→ **EXERCISE PROMPT**
Every line that contains "likes" must be located and copied from the data.

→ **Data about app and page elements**
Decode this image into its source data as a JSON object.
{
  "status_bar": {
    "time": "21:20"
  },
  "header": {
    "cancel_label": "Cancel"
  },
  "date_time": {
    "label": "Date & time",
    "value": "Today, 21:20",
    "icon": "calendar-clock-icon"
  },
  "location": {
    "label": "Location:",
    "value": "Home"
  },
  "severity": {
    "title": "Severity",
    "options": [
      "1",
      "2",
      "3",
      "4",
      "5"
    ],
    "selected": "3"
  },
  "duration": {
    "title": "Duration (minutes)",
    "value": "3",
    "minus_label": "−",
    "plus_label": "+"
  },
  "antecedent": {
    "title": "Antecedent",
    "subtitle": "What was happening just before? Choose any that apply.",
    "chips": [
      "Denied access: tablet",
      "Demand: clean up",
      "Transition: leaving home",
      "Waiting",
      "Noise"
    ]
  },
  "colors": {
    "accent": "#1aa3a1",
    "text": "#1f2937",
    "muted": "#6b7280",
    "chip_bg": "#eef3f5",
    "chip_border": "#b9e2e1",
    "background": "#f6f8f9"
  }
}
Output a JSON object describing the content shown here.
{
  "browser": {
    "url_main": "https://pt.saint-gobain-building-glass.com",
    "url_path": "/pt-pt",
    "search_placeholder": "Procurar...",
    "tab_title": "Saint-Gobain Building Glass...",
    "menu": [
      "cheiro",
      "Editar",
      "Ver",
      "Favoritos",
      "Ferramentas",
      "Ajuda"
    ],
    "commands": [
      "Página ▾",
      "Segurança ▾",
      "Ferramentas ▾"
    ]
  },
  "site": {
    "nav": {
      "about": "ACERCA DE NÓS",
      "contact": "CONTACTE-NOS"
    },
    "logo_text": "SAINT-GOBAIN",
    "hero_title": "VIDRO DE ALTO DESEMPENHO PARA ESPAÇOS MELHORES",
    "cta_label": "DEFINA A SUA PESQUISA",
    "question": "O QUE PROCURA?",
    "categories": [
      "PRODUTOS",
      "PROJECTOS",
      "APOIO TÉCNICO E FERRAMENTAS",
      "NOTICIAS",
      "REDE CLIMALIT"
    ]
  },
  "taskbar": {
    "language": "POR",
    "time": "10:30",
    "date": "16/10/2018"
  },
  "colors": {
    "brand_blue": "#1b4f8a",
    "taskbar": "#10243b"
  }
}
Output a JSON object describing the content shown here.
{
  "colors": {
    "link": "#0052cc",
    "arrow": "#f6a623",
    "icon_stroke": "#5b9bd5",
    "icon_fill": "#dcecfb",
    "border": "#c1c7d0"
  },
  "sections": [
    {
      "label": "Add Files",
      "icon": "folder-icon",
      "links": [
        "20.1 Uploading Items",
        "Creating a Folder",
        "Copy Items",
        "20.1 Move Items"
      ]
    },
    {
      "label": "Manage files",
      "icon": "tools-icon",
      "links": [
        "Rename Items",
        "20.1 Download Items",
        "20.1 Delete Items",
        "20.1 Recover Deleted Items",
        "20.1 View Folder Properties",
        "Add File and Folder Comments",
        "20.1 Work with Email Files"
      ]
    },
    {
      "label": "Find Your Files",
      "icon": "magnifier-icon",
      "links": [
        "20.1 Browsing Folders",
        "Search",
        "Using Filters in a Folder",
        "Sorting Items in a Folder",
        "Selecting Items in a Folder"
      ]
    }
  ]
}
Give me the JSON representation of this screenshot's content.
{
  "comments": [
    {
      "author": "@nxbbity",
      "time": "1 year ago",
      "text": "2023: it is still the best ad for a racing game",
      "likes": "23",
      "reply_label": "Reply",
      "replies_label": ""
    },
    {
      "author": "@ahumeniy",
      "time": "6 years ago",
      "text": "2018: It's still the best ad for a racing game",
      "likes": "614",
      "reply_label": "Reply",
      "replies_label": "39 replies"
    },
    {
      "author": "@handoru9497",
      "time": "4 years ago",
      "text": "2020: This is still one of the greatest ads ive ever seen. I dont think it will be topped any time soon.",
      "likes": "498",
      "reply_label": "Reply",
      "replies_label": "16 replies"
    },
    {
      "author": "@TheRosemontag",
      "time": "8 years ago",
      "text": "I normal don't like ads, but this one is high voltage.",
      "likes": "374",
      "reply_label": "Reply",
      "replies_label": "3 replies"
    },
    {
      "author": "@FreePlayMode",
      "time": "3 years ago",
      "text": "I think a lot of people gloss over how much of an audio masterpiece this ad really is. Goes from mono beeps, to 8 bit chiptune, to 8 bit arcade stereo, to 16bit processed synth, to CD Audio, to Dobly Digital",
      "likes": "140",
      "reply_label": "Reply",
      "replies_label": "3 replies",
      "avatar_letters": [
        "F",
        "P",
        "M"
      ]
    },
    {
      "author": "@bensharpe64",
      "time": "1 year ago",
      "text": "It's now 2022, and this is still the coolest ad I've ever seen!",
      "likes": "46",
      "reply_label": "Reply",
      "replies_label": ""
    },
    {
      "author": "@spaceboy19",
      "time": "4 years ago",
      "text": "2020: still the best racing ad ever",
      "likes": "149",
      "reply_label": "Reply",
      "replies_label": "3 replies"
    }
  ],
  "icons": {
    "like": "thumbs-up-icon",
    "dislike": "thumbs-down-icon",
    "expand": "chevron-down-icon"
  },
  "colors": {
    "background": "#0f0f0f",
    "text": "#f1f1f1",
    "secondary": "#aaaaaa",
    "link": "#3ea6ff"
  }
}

→ **EXERCISE RESULT**
      "likes": "23",
      "likes": "614",
      "likes": "498",
      "likes": "374",
      "likes": "140",
      "likes": "46",
      "likes": "149",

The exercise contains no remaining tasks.